The crowning achievement of both  phases of the exhibit will be the way the museum’s dinosaurs will be displayed in them—in dynamic, anatomically correct poses, surrounded by scientifically accurate reconstructions of their respective environments, as well as fossils of other life forms from the same ecosystems. This, Lamanna notes, is what will earn Dinosaurs in Their Time the title, “the best place in the world to see and learn about dinosaurs.” 

Lamanna likes to say the museum is working to get every detail right, “down to the last leaf.” And he’s not kidding. “Everything in the exhibit, from the dirt under the dinosaurs’ feet to the most magnificent of the mounted skeletons, has been put there for a reason: to teach people something about dinosaurs and the worlds they inhabited,” Lamanna notes. 

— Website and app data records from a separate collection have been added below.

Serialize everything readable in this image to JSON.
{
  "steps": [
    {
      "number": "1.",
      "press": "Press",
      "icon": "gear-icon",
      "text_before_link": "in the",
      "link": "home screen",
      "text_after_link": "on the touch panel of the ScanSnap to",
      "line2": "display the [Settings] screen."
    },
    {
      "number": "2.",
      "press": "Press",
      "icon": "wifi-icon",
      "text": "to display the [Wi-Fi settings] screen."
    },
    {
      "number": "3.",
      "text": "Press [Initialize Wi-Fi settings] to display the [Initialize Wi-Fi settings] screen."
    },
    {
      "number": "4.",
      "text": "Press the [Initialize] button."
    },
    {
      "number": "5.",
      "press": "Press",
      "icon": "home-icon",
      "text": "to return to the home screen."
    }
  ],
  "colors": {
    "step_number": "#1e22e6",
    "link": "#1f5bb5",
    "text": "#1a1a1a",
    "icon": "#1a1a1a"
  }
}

Along with 350 linear feet of intricately detailed murals, visitors will see more than 230 specimens of plants, invertebrates, fishes, amphibians, reptiles, birds, and mammals from the Age of Dinosaurs—approximately three-quarters of which will be real fossils. And introductory kiosks associated with each of the Mesozoic’s three periods, four multimedia presentations, 19 interactive touch screens, and dozens of label panels will offer up a wealth of information and visuals about the exhibit’s residents and their now-extinct worlds.

Like so many eager dinosaur enthusiasts, the Smithsonian’s Carrano admits to keeping abreast of the progress of Dinosaurs in Their Time by watching construction on the museum’s website.   

“It’s great to watch the work online,” he says. “It’s impressive so far, and everyone I know expects it to be a really fantastic hall. We’re all waiting for the day we get to see it!”
Also in this issue:

Inside Out  ·  100 Years Ago  ·  Art on a Grand Scale  ·  Hidden Treasure  ·  Adding More Andy  ·  Giant Steps Toward Building the Future  ·  Director's Note  ·  NewsWorthy  ·  Now Showing  ·  Face Time: Ron Wertz  ·  About Town: Summer Sleuthing  ·  First Person: Tracing the Making of a Collection  ·  Artistic License: Dissecting Art  ·  Science & Nature: Mind Games  ·  Another Look: The Warhol's Film & Video Collection  ·  Then & Now: Body Language